Work to complete:
Please find every line in the entries below that contains the string "звездой", and copy it.

[[ Supplied records, beginning ]]

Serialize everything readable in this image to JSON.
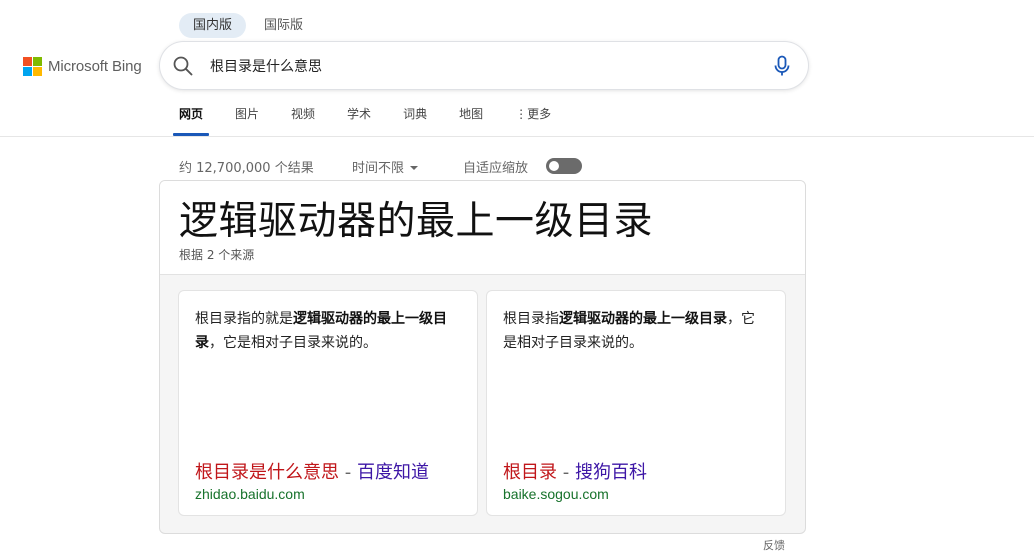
{
  "region_tabs": [
    {
      "label": "国内版",
      "active": true
    },
    {
      "label": "国际版",
      "active": false
    }
  ],
  "logo": {
    "text": "Microsoft Bing",
    "colors": [
      "#f25022",
      "#7fba00",
      "#00a4ef",
      "#ffb900"
    ]
  },
  "search": {
    "value": "根目录是什么意思",
    "placeholder": ""
  },
  "nav": {
    "items": [
      "网页",
      "图片",
      "视频",
      "学术",
      "词典",
      "地图"
    ],
    "more_label": "更多",
    "active_index": 0,
    "accent": "#1a58b8"
  },
  "results": {
    "count_text": "约 12,700,000 个结果",
    "time_filter": "时间不限",
    "adaptive_label": "自适应缩放",
    "adaptive_on": false
  },
  "answer": {
    "title": "逻辑驱动器的最上一级目录",
    "subtitle": "根据 2 个来源",
    "sources": [
      {
        "snippet_pre": "根目录指的就是",
        "snippet_bold": "逻辑驱动器的最上一级目录",
        "snippet_post": "，它是相对子目录来说的。",
        "title_main": "根目录是什么意思",
        "title_sep": " - ",
        "title_site": "百度知道",
        "url": "zhidao.baidu.com"
      },
      {
        "snippet_pre": "根目录指",
        "snippet_bold": "逻辑驱动器的最上一级目录",
        "snippet_post": "，它是相对子目录来说的。",
        "title_main": "根目录",
        "title_sep": " - ",
        "title_site": "搜狗百科",
        "url": "baike.sogou.com"
      }
    ]
  },
  "feedback_label": "反馈"
}
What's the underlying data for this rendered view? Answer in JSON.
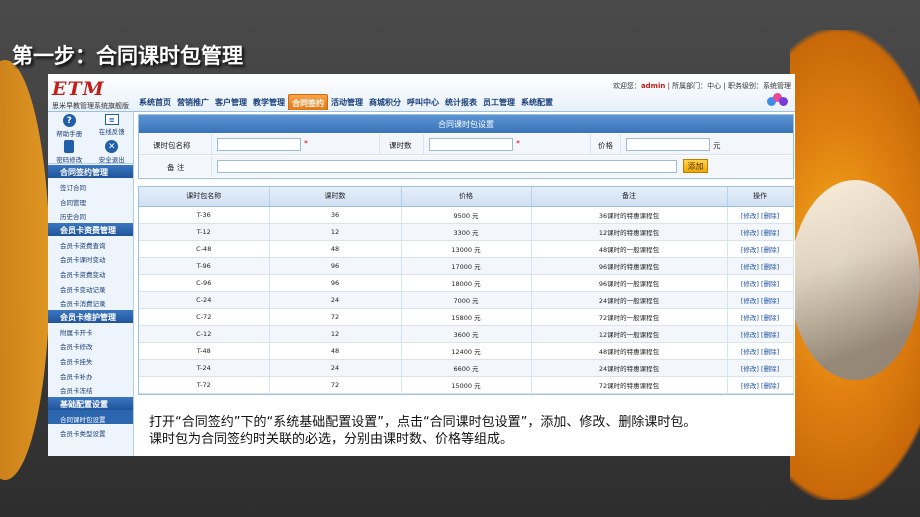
{
  "slide": {
    "title": "第一步：合同课时包管理",
    "caption_line1": "打开“合同签约”下的“系统基础配置设置”，点击“合同课时包设置”，添加、修改、删除课时包。",
    "caption_line2": "课时包为合同签约时关联的必选，分别由课时数、价格等组成。"
  },
  "app": {
    "logo": "ETM",
    "logo_subtitle": "思米早教管理系统旗舰版",
    "nav": [
      "系统首页",
      "营销推广",
      "客户管理",
      "教学管理",
      "合同签约",
      "活动管理",
      "商城积分",
      "呼叫中心",
      "统计报表",
      "员工管理",
      "系统配置"
    ],
    "nav_active_index": 4,
    "userinfo": {
      "welcome": "欢迎您：",
      "username": "admin",
      "dept": "| 所属部门：中心 | 职务级别：系统管理"
    }
  },
  "sidebar": {
    "quick": [
      {
        "label": "帮助手册",
        "icon": "help-icon"
      },
      {
        "label": "在线反馈",
        "icon": "feedback-icon"
      },
      {
        "label": "密码修改",
        "icon": "lock-icon"
      },
      {
        "label": "安全退出",
        "icon": "exit-icon"
      }
    ],
    "sections": [
      {
        "title": "合同签约管理",
        "items": [
          "签订合同",
          "合同管理",
          "历史合同"
        ]
      },
      {
        "title": "会员卡资费管理",
        "items": [
          "会员卡资费查询",
          "会员卡课时变动",
          "会员卡资费变动",
          "会员卡变动记录",
          "会员卡消费记录"
        ]
      },
      {
        "title": "会员卡维护管理",
        "items": [
          "附属卡开卡",
          "会员卡修改",
          "会员卡挂失",
          "会员卡补办",
          "会员卡冻结"
        ]
      },
      {
        "title": "基础配置设置",
        "items": [
          "合同课时包设置",
          "会员卡类型设置"
        ]
      }
    ],
    "active_item": "合同课时包设置"
  },
  "form": {
    "header": "合同课时包设置",
    "name_label": "课时包名称",
    "hours_label": "课时数",
    "price_label": "价格",
    "price_unit": "元",
    "required_mark": "*",
    "remark_label": "备 注",
    "add_button": "添加"
  },
  "table": {
    "columns": [
      "课时包名称",
      "课时数",
      "价格",
      "备注",
      "操作"
    ],
    "rows": [
      [
        "T-36",
        "36",
        "9500 元",
        "36课时的特惠课程包",
        "[修改] [删除]"
      ],
      [
        "T-12",
        "12",
        "3300 元",
        "12课时的特惠课程包",
        "[修改] [删除]"
      ],
      [
        "C-48",
        "48",
        "13000 元",
        "48课时的一般课程包",
        "[修改] [删除]"
      ],
      [
        "T-96",
        "96",
        "17000 元",
        "96课时的特惠课程包",
        "[修改] [删除]"
      ],
      [
        "C-96",
        "96",
        "18000 元",
        "96课时的一般课程包",
        "[修改] [删除]"
      ],
      [
        "C-24",
        "24",
        "7000 元",
        "24课时的一般课程包",
        "[修改] [删除]"
      ],
      [
        "C-72",
        "72",
        "15800 元",
        "72课时的一般课程包",
        "[修改] [删除]"
      ],
      [
        "C-12",
        "12",
        "3600 元",
        "12课时的一般课程包",
        "[修改] [删除]"
      ],
      [
        "T-48",
        "48",
        "12400 元",
        "48课时的特惠课程包",
        "[修改] [删除]"
      ],
      [
        "T-24",
        "24",
        "6600 元",
        "24课时的特惠课程包",
        "[修改] [删除]"
      ],
      [
        "T-72",
        "72",
        "15000 元",
        "72课时的特惠课程包",
        "[修改] [删除]"
      ]
    ]
  },
  "colors": {
    "accent_orange": "#e47812",
    "header_blue": "#3a74b8",
    "link_blue": "#1a50a0"
  }
}
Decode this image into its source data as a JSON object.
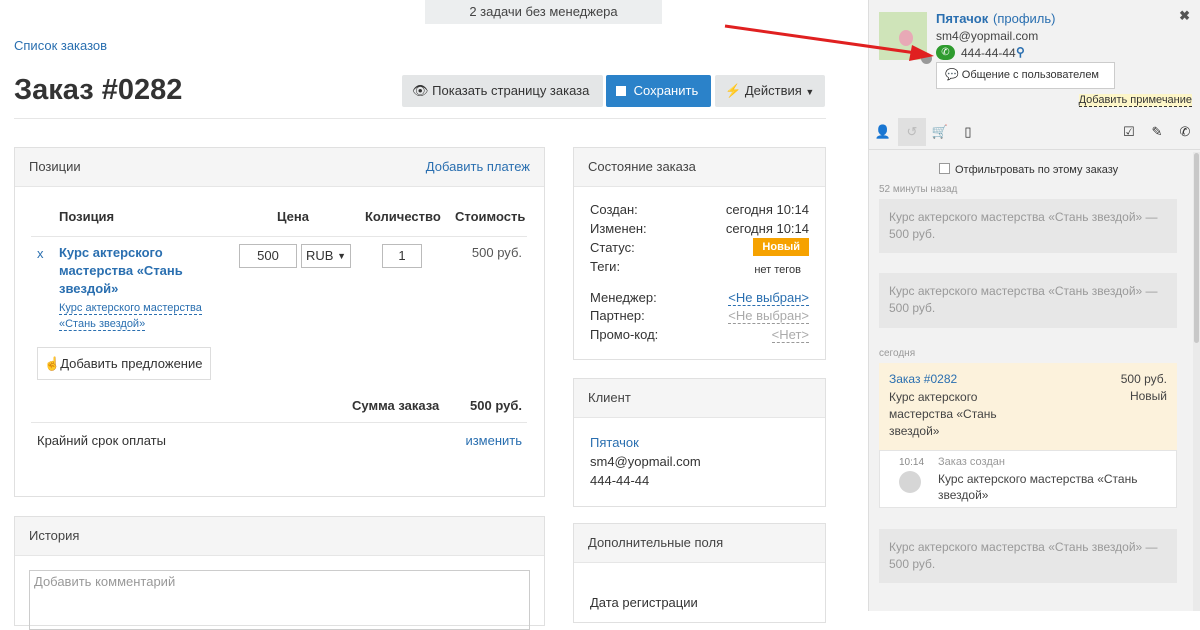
{
  "banner": "2 задачи без менеджера",
  "breadcrumb": "Список заказов",
  "title": "Заказ #0282",
  "toolbar": {
    "show_page": "Показать страницу заказа",
    "save": "Сохранить",
    "actions": "Действия"
  },
  "positions": {
    "header": "Позиции",
    "add_payment": "Добавить платеж",
    "cols": {
      "item": "Позиция",
      "price": "Цена",
      "qty": "Количество",
      "cost": "Стоимость"
    },
    "remove": "x",
    "item_name": "Курс актерского мастерства «Стань звездой»",
    "item_sub": "Курс актерского мастерства «Стань звездой»",
    "price_value": "500",
    "currency": "RUB",
    "qty_value": "1",
    "cost_value": "500 руб.",
    "add_offer": "Добавить предложение",
    "sum_label": "Сумма заказа",
    "sum_value": "500 руб.",
    "deadline_label": "Крайний срок оплаты",
    "deadline_link": "изменить"
  },
  "history": {
    "header": "История",
    "comment_placeholder": "Добавить комментарий"
  },
  "state": {
    "header": "Состояние заказа",
    "created_label": "Создан:",
    "created_value": "сегодня 10:14",
    "changed_label": "Изменен:",
    "changed_value": "сегодня 10:14",
    "status_label": "Статус:",
    "status_value": "Новый",
    "tags_label": "Теги:",
    "tags_value": "нет тегов",
    "manager_label": "Менеджер:",
    "manager_value": "<Не выбран>",
    "partner_label": "Партнер:",
    "partner_value": "<Не выбран>",
    "promo_label": "Промо-код:",
    "promo_value": "<Нет>"
  },
  "client": {
    "header": "Клиент",
    "name": "Пятачок",
    "email": "sm4@yopmail.com",
    "phone": "444-44-44"
  },
  "extra": {
    "header": "Дополнительные поля",
    "reg_date": "Дата регистрации"
  },
  "sidebar": {
    "user_name": "Пятачок",
    "profile_link": "(профиль)",
    "email": "sm4@yopmail.com",
    "phone": "444-44-44",
    "chat_button": "Общение с пользователем",
    "add_note": "Добавить примечание",
    "filter_label": "Отфильтровать по этому заказу",
    "time_ago": "52 минуты назад",
    "today": "сегодня",
    "cards": [
      "Курс актерского мастерства «Стань звездой» — 500 руб.",
      "Курс актерского мастерства «Стань звездой» — 500 руб.",
      "Курс актерского мастерства «Стань звездой» — 500 руб."
    ],
    "order": {
      "title": "Заказ #0282",
      "amount": "500 руб.",
      "desc": "Курс актерского мастерства «Стань звездой»",
      "status": "Новый"
    },
    "event": {
      "time": "10:14",
      "title": "Заказ создан",
      "text": "Курс актерского мастерства «Стань звездой»"
    }
  },
  "colors": {
    "accent": "#2b82c9",
    "status": "#f6a200",
    "phone_green": "#2e9b2e",
    "arrow": "#e02020"
  }
}
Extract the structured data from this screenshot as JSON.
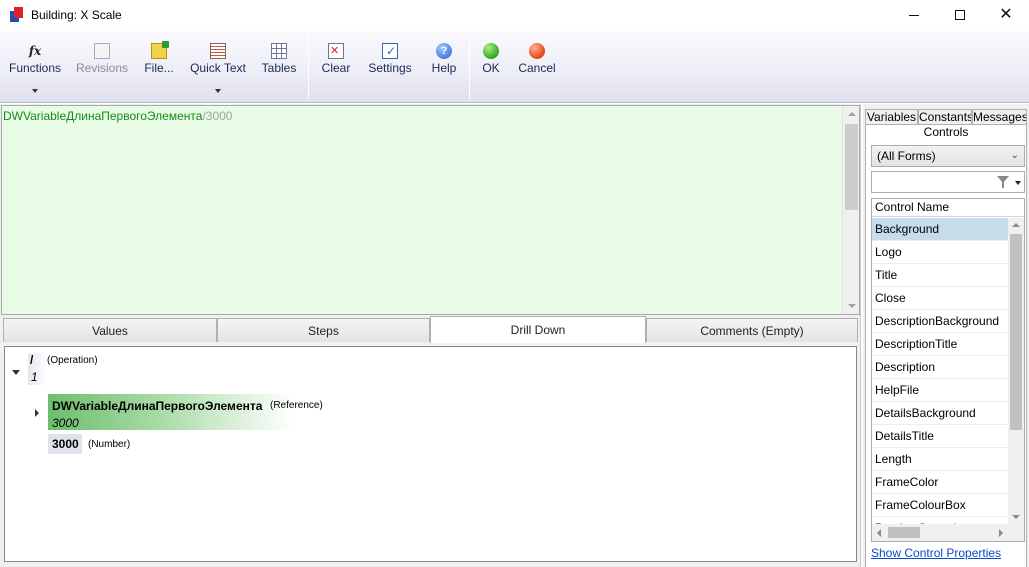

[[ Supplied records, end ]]

Response:
    "item_name": "Курс актерского мастерства «Стань звездой»",
    "item_sub": "Курс актерского мастерства «Стань звездой»",
      "Курс актерского мастерства «Стань звездой» — 500 руб.",
      "Курс актерского мастерства «Стань звездой» — 500 руб.",
      "Курс актерского мастерства «Стань звездой» — 500 руб."
      "desc": "Курс актерского мастерства «Стань звездой»",
      "text": "Курс актерского мастерства «Стань звездой»"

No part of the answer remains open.